§ Task objective
Go through the data that follows and restate each line exactly as it reads.

§ Dataset entries
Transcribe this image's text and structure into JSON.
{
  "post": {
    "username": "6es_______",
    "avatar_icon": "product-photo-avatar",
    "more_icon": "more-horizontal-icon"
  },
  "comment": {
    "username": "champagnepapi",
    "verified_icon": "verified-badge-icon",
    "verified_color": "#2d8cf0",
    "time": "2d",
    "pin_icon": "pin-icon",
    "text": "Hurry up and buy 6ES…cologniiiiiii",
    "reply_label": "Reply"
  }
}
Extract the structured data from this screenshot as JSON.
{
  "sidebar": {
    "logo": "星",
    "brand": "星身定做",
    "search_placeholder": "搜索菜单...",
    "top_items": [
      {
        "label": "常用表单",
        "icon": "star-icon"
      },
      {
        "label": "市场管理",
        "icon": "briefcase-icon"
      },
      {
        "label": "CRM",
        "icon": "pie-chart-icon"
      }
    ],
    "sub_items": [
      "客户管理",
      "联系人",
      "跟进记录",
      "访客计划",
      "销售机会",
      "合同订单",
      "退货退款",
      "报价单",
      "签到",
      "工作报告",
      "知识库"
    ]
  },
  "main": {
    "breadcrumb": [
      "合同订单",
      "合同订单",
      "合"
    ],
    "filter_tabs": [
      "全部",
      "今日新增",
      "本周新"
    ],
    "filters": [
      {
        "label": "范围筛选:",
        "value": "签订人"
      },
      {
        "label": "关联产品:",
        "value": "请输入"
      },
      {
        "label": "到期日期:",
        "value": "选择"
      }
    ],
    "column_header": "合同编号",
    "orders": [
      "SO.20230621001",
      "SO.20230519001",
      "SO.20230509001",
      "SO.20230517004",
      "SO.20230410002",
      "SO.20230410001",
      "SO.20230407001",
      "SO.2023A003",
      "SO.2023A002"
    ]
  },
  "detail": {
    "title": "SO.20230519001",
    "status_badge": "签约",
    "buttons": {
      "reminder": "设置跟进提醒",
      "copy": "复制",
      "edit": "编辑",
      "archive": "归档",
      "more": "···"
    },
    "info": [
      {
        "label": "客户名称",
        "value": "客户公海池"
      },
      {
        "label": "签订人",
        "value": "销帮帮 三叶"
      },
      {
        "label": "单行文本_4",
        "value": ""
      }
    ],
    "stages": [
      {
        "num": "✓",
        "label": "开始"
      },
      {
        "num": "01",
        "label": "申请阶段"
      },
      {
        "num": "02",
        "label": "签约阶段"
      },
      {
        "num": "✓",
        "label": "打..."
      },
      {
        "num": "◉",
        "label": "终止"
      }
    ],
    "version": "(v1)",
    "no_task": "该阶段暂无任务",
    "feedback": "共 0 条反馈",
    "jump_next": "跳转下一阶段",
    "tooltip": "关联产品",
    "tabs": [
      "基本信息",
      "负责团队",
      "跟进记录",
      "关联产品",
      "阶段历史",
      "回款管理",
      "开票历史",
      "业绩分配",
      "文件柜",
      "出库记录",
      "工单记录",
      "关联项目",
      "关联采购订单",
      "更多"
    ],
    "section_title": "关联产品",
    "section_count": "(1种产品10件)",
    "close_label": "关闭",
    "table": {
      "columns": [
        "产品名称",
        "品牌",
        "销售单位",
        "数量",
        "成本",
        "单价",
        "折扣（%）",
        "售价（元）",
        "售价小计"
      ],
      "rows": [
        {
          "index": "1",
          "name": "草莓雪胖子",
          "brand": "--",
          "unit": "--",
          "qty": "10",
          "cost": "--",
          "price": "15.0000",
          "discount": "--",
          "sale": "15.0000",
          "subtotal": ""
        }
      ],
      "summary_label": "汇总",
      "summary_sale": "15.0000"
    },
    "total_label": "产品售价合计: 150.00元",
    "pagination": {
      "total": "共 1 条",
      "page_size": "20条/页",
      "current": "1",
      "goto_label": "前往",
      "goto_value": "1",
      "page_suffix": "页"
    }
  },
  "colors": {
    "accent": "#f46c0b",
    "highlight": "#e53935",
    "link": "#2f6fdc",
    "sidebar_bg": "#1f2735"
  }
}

§ Written answer
Transcribe this image's text and structure into JSON.
{
  "post": {
    "username": "6es_______",
    "avatar_icon": "product-photo-avatar",
    "more_icon": "more-horizontal-icon"
  },
  "comment": {
    "username": "champagnepapi",
    "verified_icon": "verified-badge-icon",
    "verified_color": "#2d8cf0",
    "time": "2d",
    "pin_icon": "pin-icon",
    "text": "Hurry up and buy 6ES…cologniiiiiii",
    "reply_label": "Reply"
  }
}
Extract the structured data from this screenshot as JSON.
{
  "sidebar": {
    "logo": "星",
    "brand": "星身定做",
    "search_placeholder": "搜索菜单...",
    "top_items": [
      {
        "label": "常用表单",
        "icon": "star-icon"
      },
      {
        "label": "市场管理",
        "icon": "briefcase-icon"
      },
      {
        "label": "CRM",
        "icon": "pie-chart-icon"
      }
    ],
    "sub_items": [
      "客户管理",
      "联系人",
      "跟进记录",
      "访客计划",
      "销售机会",
      "合同订单",
      "退货退款",
      "报价单",
      "签到",
      "工作报告",
      "知识库"
    ]
  },
  "main": {
    "breadcrumb": [
      "合同订单",
      "合同订单",
      "合"
    ],
    "filter_tabs": [
      "全部",
      "今日新增",
      "本周新"
    ],
    "filters": [
      {
        "label": "范围筛选:",
        "value": "签订人"
      },
      {
        "label": "关联产品:",
        "value": "请输入"
      },
      {
        "label": "到期日期:",
        "value": "选择"
      }
    ],
    "column_header": "合同编号",
    "orders": [
      "SO.20230621001",
      "SO.20230519001",
      "SO.20230509001",
      "SO.20230517004",
      "SO.20230410002",
      "SO.20230410001",
      "SO.20230407001",
      "SO.2023A003",
      "SO.2023A002"
    ]
  },
  "detail": {
    "title": "SO.20230519001",
    "status_badge": "签约",
    "buttons": {
      "reminder": "设置跟进提醒",
      "copy": "复制",
      "edit": "编辑",
      "archive": "归档",
      "more": "···"
    },
    "info": [
      {
        "label": "客户名称",
        "value": "客户公海池"
      },
      {
        "label": "签订人",
        "value": "销帮帮 三叶"
      },
      {
        "label": "单行文本_4",
        "value": ""
      }
    ],
    "stages": [
      {
        "num": "✓",
        "label": "开始"
      },
      {
        "num": "01",
        "label": "申请阶段"
      },
      {
        "num": "02",
        "label": "签约阶段"
      },
      {
        "num": "✓",
        "label": "打..."
      },
      {
        "num": "◉",
        "label": "终止"
      }
    ],
    "version": "(v1)",
    "no_task": "该阶段暂无任务",
    "feedback": "共 0 条反馈",
    "jump_next": "跳转下一阶段",
    "tooltip": "关联产品",
    "tabs": [
      "基本信息",
      "负责团队",
      "跟进记录",
      "关联产品",
      "阶段历史",
      "回款管理",
      "开票历史",
      "业绩分配",
      "文件柜",
      "出库记录",
      "工单记录",
      "关联项目",
      "关联采购订单",
      "更多"
    ],
    "section_title": "关联产品",
    "section_count": "(1种产品10件)",
    "close_label": "关闭",
    "table": {
      "columns": [
        "产品名称",
        "品牌",
        "销售单位",
        "数量",
        "成本",
        "单价",
        "折扣（%）",
        "售价（元）",
        "售价小计"
      ],
      "rows": [
        {
          "index": "1",
          "name": "草莓雪胖子",
          "brand": "--",
          "unit": "--",
          "qty": "10",
          "cost": "--",
          "price": "15.0000",
          "discount": "--",
          "sale": "15.0000",
          "subtotal": ""
        }
      ],
      "summary_label": "汇总",
      "summary_sale": "15.0000"
    },
    "total_label": "产品售价合计: 150.00元",
    "pagination": {
      "total": "共 1 条",
      "page_size": "20条/页",
      "current": "1",
      "goto_label": "前往",
      "goto_value": "1",
      "page_suffix": "页"
    }
  },
  "colors": {
    "accent": "#f46c0b",
    "highlight": "#e53935",
    "link": "#2f6fdc",
    "sidebar_bg": "#1f2735"
  }
}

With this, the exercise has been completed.